# Work request
Where does the word "type" occur in the entries below? Copy every line that has it.

# Working data
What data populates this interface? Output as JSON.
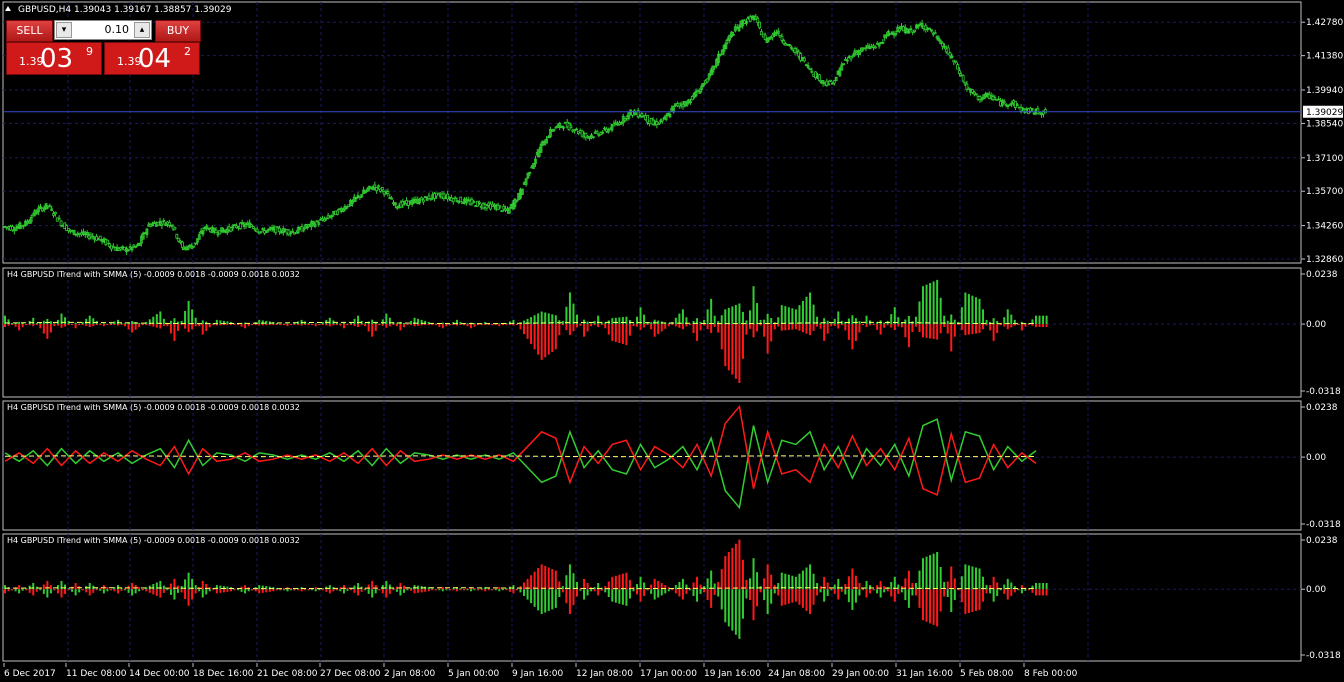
{
  "window": {
    "symbol_header": "GBPUSD,H4  1.39043 1.39167 1.38857 1.39029"
  },
  "trade_panel": {
    "sell_label": "SELL",
    "buy_label": "BUY",
    "lot_value": "0.10",
    "sell_price": {
      "small": "1.39",
      "big": "03",
      "sup": "9"
    },
    "buy_price": {
      "small": "1.39",
      "big": "04",
      "sup": "2"
    }
  },
  "colors": {
    "background": "#000000",
    "grid": "#1a1a66",
    "axis": "#c0c0c0",
    "bull": "#32cd32",
    "bear": "#ff1a1a",
    "signal": "#ffff66",
    "text": "#ffffff",
    "sell_button": "#d01a1a"
  },
  "chart_data": [
    {
      "type": "candlestick",
      "title": "GBPUSD,H4  1.39043 1.39167 1.38857 1.39029",
      "ylim": [
        1.3286,
        1.4346
      ],
      "y_ticks": [
        "1.42780",
        "1.41380",
        "1.39940",
        "1.38540",
        "1.37100",
        "1.35700",
        "1.34260",
        "1.32860"
      ],
      "current_price": "1.39029",
      "close_series": [
        1.3422,
        1.3415,
        1.3435,
        1.349,
        1.351,
        1.3445,
        1.34,
        1.339,
        1.338,
        1.336,
        1.333,
        1.3325,
        1.334,
        1.343,
        1.344,
        1.3435,
        1.333,
        1.3345,
        1.342,
        1.34,
        1.341,
        1.3425,
        1.343,
        1.34,
        1.341,
        1.3405,
        1.34,
        1.342,
        1.344,
        1.346,
        1.349,
        1.352,
        1.356,
        1.359,
        1.357,
        1.351,
        1.352,
        1.353,
        1.3545,
        1.3555,
        1.354,
        1.353,
        1.352,
        1.351,
        1.3505,
        1.3485,
        1.355,
        1.366,
        1.376,
        1.383,
        1.385,
        1.383,
        1.38,
        1.381,
        1.383,
        1.386,
        1.39,
        1.389,
        1.385,
        1.387,
        1.393,
        1.394,
        1.399,
        1.405,
        1.415,
        1.423,
        1.428,
        1.43,
        1.42,
        1.424,
        1.418,
        1.414,
        1.408,
        1.403,
        1.402,
        1.411,
        1.415,
        1.417,
        1.418,
        1.423,
        1.425,
        1.424,
        1.427,
        1.423,
        1.417,
        1.41,
        1.4,
        1.396,
        1.397,
        1.394,
        1.394,
        1.391,
        1.3903
      ]
    },
    {
      "type": "bar",
      "title": "H4 GBPUSD ITrend with SMMA (5) -0.0009 0.0018 -0.0009 0.0018 0.0032",
      "ylim": [
        -0.0318,
        0.0238
      ],
      "y_ticks": [
        "0.0238",
        "0.00",
        "-0.0318"
      ],
      "series": [
        {
          "values": [
            0.004,
            -0.003,
            0.003,
            -0.007,
            0.005,
            -0.002,
            0.004,
            -0.001,
            0.002,
            -0.004,
            0.001,
            0.006,
            -0.008,
            0.011,
            -0.005,
            0.002,
            0.001,
            -0.002,
            0.002,
            0.001,
            -0.001,
            0.002,
            -0.001,
            0.003,
            -0.002,
            0.004,
            -0.006,
            0.005,
            -0.003,
            0.003,
            0.001,
            -0.002,
            0.002,
            -0.002,
            0.001,
            -0.001,
            0.002,
            -0.007,
            -0.017,
            -0.012,
            0.015,
            -0.006,
            0.004,
            -0.008,
            -0.01,
            0.008,
            -0.006,
            -0.001,
            0.007,
            -0.008,
            0.012,
            -0.02,
            -0.028,
            0.018,
            -0.014,
            0.009,
            0.007,
            0.015,
            -0.008,
            0.006,
            -0.012,
            0.004,
            -0.005,
            0.008,
            -0.011,
            0.018,
            0.021,
            -0.013,
            0.015,
            0.012,
            -0.008,
            0.007,
            -0.003,
            0.004
          ]
        },
        {
          "values": [
            0.002,
            -0.002,
            0.003,
            -0.004,
            0.004,
            -0.003,
            0.003,
            -0.002,
            0.002,
            -0.003,
            0.001,
            0.004,
            -0.005,
            0.008,
            -0.004,
            0.002,
            0.001,
            -0.002,
            0.002,
            0.001,
            -0.001,
            0.001,
            -0.001,
            0.002,
            -0.002,
            0.003,
            -0.004,
            0.004,
            -0.003,
            0.002,
            0.001,
            -0.001,
            0.001,
            -0.001,
            0.001,
            -0.001,
            0.002,
            -0.005,
            -0.012,
            -0.009,
            0.012,
            -0.005,
            0.003,
            -0.006,
            -0.008,
            0.006,
            -0.005,
            -0.001,
            0.005,
            -0.006,
            0.009,
            -0.016,
            -0.024,
            0.015,
            -0.012,
            0.008,
            0.006,
            0.012,
            -0.006,
            0.005,
            -0.01,
            0.004,
            -0.004,
            0.006,
            -0.009,
            0.015,
            0.018,
            -0.011,
            0.012,
            0.01,
            -0.006,
            0.005,
            -0.002,
            0.003
          ]
        }
      ]
    },
    {
      "type": "line",
      "title": "H4 GBPUSD ITrend with SMMA (5) -0.0009 0.0018 -0.0009 0.0018 0.0032",
      "ylim": [
        -0.0318,
        0.0238
      ],
      "y_ticks": [
        "0.0238",
        "0.00",
        "-0.0318"
      ]
    },
    {
      "type": "area",
      "title": "H4 GBPUSD ITrend with SMMA (5) -0.0009 0.0018 -0.0009 0.0018 0.0032",
      "ylim": [
        -0.0318,
        0.0238
      ],
      "y_ticks": [
        "0.0238",
        "0.00",
        "-0.0318"
      ]
    }
  ],
  "x_axis": {
    "labels": [
      "6 Dec 2017",
      "11 Dec 08:00",
      "14 Dec 00:00",
      "18 Dec 16:00",
      "21 Dec 08:00",
      "27 Dec 08:00",
      "2 Jan 08:00",
      "5 Jan 00:00",
      "9 Jan 16:00",
      "12 Jan 08:00",
      "17 Jan 00:00",
      "19 Jan 16:00",
      "24 Jan 08:00",
      "29 Jan 00:00",
      "31 Jan 16:00",
      "5 Feb 08:00",
      "8 Feb 00:00"
    ]
  }
}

# Task answer
      "type": "candlestick",
      "type": "bar",
      "type": "line",
      "type": "area",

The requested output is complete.